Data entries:
=== Section Start ===

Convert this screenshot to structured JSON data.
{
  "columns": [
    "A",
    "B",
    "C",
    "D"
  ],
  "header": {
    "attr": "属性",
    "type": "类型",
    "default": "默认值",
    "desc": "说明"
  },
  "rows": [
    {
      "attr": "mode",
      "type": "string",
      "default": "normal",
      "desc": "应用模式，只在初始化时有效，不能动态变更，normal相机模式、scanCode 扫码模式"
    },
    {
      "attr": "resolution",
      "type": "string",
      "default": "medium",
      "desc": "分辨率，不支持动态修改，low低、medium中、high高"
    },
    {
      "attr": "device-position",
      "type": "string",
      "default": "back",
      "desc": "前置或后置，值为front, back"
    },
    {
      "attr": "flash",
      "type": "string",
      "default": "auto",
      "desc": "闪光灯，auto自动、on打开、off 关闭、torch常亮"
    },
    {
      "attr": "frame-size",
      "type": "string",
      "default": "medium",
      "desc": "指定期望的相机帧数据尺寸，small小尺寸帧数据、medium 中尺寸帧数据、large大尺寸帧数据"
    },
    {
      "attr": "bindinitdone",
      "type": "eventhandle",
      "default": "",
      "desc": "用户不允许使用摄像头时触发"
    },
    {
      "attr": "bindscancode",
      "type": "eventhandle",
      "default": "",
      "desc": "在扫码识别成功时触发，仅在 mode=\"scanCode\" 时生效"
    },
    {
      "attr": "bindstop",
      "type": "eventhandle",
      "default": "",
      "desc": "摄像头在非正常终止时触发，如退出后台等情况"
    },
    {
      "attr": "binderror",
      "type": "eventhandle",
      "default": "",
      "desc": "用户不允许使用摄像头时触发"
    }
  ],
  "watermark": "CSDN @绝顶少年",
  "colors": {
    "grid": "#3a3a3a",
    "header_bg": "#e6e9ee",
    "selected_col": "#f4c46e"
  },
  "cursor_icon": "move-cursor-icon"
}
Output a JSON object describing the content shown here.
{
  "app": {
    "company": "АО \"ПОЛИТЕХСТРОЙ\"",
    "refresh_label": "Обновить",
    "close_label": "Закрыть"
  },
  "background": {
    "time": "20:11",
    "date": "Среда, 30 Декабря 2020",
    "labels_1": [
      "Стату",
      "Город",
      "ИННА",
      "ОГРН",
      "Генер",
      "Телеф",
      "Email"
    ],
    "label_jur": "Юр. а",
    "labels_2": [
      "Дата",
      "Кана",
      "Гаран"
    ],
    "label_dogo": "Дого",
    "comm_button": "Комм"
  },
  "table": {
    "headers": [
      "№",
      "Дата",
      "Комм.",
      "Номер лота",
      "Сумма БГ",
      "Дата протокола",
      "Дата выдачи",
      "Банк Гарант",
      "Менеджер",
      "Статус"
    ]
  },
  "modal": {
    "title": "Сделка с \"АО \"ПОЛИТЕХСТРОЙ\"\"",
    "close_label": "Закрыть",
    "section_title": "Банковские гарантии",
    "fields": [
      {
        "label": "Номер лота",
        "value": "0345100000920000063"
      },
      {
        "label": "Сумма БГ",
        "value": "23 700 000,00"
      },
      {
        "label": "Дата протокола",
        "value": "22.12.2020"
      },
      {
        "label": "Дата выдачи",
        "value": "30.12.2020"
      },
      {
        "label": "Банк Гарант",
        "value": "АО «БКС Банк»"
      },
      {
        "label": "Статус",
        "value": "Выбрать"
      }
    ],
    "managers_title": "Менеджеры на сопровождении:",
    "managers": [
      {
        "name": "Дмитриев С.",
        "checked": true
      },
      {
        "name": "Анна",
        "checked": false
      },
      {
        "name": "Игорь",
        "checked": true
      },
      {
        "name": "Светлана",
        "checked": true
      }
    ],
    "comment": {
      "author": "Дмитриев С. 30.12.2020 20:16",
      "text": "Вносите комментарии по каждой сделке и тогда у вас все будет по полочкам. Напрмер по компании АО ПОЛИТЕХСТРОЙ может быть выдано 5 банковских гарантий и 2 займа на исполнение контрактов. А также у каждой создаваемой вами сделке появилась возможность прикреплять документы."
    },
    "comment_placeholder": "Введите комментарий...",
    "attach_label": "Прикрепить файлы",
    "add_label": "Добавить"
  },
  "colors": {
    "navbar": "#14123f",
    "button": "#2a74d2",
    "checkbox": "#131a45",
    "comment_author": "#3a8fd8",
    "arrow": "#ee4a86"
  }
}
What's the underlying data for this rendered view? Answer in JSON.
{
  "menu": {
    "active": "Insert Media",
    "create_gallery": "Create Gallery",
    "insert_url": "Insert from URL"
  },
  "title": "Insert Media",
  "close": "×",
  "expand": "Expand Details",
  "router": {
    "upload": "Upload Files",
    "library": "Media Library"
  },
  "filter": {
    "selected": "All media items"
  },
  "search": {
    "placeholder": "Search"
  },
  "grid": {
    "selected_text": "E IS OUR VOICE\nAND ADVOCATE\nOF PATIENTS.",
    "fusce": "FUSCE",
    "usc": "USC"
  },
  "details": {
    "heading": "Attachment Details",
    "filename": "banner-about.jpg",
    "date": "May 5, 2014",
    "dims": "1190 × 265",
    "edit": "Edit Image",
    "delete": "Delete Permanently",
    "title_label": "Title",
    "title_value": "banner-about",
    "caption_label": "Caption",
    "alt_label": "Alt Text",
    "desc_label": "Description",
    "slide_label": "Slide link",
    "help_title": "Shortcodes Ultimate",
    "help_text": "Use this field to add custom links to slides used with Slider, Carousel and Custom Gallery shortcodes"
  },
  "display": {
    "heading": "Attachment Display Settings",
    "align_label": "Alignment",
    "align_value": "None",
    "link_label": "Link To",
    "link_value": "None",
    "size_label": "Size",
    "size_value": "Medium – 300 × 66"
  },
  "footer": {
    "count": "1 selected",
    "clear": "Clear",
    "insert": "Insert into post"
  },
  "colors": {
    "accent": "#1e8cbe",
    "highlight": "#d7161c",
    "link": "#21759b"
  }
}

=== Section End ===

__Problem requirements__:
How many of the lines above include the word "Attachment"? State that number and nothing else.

__Solved problem__:
2